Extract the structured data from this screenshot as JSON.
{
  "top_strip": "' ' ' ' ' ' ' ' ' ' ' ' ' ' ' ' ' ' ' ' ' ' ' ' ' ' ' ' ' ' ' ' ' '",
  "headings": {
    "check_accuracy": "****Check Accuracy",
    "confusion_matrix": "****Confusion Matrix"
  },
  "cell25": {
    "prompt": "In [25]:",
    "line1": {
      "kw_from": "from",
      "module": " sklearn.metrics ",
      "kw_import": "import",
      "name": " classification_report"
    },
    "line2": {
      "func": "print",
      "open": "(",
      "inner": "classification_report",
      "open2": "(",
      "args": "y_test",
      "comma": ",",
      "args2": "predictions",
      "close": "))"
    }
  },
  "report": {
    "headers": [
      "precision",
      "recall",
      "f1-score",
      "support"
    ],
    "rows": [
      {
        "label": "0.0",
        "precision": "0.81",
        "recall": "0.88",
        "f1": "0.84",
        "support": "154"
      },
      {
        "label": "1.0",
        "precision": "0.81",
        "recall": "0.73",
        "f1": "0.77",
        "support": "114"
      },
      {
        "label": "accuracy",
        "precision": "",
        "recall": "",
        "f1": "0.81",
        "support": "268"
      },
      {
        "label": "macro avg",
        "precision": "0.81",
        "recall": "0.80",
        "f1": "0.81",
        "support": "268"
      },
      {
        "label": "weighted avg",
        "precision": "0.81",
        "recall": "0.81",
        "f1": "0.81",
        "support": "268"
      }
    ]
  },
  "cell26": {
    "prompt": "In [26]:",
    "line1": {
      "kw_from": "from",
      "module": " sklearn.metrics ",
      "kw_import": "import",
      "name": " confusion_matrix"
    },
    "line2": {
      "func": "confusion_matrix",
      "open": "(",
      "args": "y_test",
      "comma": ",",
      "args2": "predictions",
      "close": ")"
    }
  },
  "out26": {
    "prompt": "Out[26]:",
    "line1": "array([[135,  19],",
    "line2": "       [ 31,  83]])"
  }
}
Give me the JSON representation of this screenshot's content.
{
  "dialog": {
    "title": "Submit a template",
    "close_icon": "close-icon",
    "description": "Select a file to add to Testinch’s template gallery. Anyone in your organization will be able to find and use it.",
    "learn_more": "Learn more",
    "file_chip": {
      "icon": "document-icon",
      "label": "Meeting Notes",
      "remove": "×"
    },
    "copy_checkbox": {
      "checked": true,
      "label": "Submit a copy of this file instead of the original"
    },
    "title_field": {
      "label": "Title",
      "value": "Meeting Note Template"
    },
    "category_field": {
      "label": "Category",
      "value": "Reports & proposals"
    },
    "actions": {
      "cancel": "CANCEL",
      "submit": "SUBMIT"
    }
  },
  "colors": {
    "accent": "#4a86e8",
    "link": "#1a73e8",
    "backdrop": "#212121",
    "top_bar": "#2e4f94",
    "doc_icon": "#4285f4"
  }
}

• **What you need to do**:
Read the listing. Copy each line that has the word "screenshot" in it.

• **Solution to this problem**:
Extract the structured data from this screenshot as JSON.
Give me the JSON representation of this screenshot's content.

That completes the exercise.